by: arup from: shiva's abode
May 08, 2014 6:13 PM
Seek and find every single muslim terrorist and eliminate throughout the world. US has the responsibility to do that as the leader of humanity.


by: cornelius from: fort lauderdale
May 08, 2014 5:12 PM
I believe as people of the world if we stop fighting each other belief and start respecting life this will not had happen......

Featured Videos

Your JavaScript is turned off or you have an old version of Adobe's Flash Player. Get the latest Flash player.
Five Patients Given Experimental Ebola Drug Said to Be Improvingi
X
Carol Pearson
August 19, 2014 11:43 PM
The World Health Organization has approved the use of experimental treatments for Ebola patients in West Africa. The Ebola outbreak there is unprecedented, the disease deadly. The number of people who have died from Ebola has surpassed 1,200. VOA's Carol Pearson reports on the ethical considerations of allowing experimental drugs to be used.
Video

Video Five Patients Given Experimental Ebola Drug Said to Be Improving

The World Health Organization has approved the use of experimental treatments for Ebola patients in West Africa. The Ebola outbreak there is unprecedented, the disease deadly. The number of people who have died from Ebola has surpassed 1,200. VOA's Carol Pearson reports on the ethical considerations of allowing experimental drugs to be used.
Video

Video In Ukraine, Fear and Distrust Remain Where Fighting has Stopped

As the Ukrainian military reclaims control of eastern cities from pro-Russian separatists, residents are getting a chance to rebuild their lives. VOA's Gabe Joselow reports from the town of Kramatorsk in Donetsk province, where a sense of fear is still in the air, and distrust of the government in Kyiv still runs deep.
Video

Video China Targets Overseas Assets of Corrupt Officials

As China presses forward with its anti-graft effort, authorities are targeting corrupt officials who have sent family members and assets overseas. The efforts have stirred up a debate at home on exactly how many officials take that route and how likely it is they will be caught. Rebecca Valli has this report.
Video

Video Leading The Fight Against Islamic State, Kurds Question Iraqi Future

Western countries including the United States have begun arming the Kurdish Peshmerga forces in northern Iraq to aid their battle against extremist Sunni militants from the Islamic State. But there are concerns that a heavily-armed Kurdistan Regional Government, or KRG, might seek to declare independence and cause the break-up of the Iraqi state. As Henry Ridgwell reports from London, the KRG says it will only seek greater autonomy from Baghdad.
Video

Video In Rural Kenya, Pressure Builds Against Female Circumcision

In some Kenyan communities, female genital mutilation remains a rite of passage. But activists are pushing back, with education for girls and with threats of punishment those who perform the circumcision. Mohammed Yusuf looks at the practice in the rural eastern community of Tharaka-Nithi.
Video

Video For Obama, Racial Violence is Personal Issue

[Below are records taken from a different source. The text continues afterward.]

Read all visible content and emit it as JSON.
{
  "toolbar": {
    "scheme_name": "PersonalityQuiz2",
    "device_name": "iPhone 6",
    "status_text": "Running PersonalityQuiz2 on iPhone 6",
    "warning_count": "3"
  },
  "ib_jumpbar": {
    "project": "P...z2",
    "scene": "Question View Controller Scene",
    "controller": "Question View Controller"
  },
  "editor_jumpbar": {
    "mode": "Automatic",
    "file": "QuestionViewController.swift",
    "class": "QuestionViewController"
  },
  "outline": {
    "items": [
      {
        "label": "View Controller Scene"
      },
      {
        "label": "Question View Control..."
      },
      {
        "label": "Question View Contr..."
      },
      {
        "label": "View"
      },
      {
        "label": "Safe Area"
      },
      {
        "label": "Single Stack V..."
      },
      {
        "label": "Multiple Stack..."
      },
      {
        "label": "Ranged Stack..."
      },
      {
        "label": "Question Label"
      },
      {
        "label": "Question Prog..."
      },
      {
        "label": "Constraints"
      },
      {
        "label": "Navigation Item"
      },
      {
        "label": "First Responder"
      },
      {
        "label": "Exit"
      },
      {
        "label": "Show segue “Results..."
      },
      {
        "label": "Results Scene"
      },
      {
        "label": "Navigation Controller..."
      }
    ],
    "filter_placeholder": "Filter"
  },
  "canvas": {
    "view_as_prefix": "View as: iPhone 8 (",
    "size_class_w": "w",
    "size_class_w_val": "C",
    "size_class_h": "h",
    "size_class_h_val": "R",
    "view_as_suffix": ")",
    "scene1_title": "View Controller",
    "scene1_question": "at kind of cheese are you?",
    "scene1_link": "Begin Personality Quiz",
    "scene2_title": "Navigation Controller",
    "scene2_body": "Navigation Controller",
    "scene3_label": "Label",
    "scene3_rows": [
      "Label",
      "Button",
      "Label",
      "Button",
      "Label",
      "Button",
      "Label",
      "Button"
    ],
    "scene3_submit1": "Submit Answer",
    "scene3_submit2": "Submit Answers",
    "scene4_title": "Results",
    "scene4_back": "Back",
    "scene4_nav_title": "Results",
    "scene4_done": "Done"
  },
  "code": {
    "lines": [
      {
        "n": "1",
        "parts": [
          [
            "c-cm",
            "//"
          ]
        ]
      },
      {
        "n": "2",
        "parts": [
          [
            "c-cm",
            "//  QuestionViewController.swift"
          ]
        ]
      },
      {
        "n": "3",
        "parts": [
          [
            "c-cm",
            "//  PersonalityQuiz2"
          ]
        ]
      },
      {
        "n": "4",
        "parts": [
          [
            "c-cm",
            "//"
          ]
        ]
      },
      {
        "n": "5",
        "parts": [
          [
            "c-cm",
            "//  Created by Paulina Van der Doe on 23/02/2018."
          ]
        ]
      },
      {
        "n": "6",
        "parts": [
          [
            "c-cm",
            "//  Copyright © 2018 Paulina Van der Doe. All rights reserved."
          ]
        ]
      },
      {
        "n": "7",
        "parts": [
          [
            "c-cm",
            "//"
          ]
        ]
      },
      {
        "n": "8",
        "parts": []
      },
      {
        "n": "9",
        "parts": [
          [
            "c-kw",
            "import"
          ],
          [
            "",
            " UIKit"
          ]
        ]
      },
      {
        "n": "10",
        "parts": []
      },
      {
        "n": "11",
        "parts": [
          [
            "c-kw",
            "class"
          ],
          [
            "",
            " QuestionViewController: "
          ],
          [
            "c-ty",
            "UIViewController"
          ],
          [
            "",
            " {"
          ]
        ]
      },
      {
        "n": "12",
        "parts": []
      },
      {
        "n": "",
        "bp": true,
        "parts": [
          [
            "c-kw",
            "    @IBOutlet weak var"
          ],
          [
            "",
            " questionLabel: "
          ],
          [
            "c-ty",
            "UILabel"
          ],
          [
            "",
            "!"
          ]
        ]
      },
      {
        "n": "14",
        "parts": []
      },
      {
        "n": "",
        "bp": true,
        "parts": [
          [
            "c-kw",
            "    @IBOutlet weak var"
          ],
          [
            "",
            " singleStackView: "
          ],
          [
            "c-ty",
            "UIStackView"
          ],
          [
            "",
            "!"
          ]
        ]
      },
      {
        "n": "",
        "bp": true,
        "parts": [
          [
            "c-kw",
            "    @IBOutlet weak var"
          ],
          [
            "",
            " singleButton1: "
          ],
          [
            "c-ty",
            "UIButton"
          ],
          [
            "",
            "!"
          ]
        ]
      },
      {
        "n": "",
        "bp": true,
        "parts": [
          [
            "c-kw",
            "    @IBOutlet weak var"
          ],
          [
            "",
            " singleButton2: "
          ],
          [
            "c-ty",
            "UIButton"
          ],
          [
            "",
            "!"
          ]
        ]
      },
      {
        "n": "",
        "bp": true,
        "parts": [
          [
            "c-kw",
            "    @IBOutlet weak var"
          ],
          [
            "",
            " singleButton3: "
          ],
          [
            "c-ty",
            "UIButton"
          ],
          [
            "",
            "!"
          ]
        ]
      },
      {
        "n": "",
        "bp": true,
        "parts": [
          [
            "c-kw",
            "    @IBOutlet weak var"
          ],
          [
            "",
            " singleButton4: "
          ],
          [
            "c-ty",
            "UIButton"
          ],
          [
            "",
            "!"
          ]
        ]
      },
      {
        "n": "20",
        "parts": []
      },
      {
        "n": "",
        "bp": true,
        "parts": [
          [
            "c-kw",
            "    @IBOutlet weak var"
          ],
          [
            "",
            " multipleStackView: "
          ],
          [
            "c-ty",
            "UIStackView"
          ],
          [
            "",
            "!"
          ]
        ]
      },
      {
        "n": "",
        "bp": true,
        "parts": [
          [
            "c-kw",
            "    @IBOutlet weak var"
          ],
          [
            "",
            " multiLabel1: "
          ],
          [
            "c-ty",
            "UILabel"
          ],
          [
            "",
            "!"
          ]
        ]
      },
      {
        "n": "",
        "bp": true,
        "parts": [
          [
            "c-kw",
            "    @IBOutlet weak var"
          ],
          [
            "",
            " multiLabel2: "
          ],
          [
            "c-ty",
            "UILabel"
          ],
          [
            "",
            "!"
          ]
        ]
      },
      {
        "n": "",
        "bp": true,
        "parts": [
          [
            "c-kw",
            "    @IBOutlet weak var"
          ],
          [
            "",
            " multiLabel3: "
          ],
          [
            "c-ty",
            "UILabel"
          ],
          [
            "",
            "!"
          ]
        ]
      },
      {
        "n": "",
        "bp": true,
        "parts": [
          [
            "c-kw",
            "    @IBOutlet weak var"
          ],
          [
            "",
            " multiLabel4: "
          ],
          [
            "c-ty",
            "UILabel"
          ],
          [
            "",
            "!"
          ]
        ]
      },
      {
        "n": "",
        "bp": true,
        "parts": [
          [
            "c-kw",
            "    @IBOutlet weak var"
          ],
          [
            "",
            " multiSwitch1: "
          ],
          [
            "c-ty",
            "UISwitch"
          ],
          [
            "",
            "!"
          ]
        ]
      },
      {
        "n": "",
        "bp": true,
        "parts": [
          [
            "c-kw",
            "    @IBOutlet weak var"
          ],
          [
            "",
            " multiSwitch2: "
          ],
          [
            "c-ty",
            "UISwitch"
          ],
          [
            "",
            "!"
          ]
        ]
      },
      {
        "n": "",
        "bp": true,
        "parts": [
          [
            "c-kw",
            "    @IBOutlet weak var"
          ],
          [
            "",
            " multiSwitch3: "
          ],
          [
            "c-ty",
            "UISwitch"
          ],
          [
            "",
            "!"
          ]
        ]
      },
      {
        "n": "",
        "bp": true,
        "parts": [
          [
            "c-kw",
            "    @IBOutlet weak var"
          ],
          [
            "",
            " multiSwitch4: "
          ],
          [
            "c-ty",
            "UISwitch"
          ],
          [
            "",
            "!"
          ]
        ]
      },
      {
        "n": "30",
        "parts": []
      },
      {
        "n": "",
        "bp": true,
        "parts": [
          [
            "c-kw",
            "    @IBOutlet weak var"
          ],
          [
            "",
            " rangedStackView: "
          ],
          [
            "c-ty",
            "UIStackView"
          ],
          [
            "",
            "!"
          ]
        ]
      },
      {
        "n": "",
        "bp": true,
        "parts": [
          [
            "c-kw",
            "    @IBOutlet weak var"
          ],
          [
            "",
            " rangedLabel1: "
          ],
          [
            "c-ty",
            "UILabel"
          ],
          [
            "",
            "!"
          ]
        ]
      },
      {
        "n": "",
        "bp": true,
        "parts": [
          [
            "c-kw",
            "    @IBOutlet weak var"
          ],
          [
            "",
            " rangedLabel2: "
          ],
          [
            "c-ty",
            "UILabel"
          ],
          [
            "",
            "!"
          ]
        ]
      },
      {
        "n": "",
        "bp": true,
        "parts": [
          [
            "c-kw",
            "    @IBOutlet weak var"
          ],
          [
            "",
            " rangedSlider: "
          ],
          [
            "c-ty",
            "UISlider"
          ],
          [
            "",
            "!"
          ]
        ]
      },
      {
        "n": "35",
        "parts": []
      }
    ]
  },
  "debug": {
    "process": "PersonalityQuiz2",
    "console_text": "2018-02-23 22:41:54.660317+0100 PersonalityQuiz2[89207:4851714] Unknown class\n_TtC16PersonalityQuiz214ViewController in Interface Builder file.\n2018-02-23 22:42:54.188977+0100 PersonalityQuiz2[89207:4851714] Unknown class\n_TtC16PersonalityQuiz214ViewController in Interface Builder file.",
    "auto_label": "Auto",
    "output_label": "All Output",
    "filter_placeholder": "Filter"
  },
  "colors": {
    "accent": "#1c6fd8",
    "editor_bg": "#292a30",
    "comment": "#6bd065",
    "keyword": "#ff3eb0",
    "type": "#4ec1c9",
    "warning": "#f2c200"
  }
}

The racial violence in the St. Louis suburb of Ferguson is presenting U.S. President Barack Obama with an issue to which he has a deep personal connection. To many Americans, Obama's election as America's first black president marked a turning point in race relations in the United States, and Obama has made ending the violence a policy priority. On Monday he issued a new call for calm and understanding. Luis Ramirez reports from the White House.
Video

Video Clinton-Obama Relationship Could Impact 2016 Election

President Barack Obama and former Secretary of State Hillary Clinton have a long and complicated relationship. That relationship took another turn recently when Clinton criticized the president’s foreign policy. VOA National Correspondent Jim Malone reports there is renewed attention on the Clinton-Obama relationship as Hillary Clinton considers running for
Video

Video Iran Looks to Maintain Influence in Baghdad With New Shia PM

Washington and Tehran share the goal of stopping Syrian-based militants in Iraq. But experts say it's Iran, not the United States, that will most influence how the new government in Baghdad approaches internal reforms and the war in Syria. VOA State Department Correspondent Scott Stearns has the story.

AppleAndroid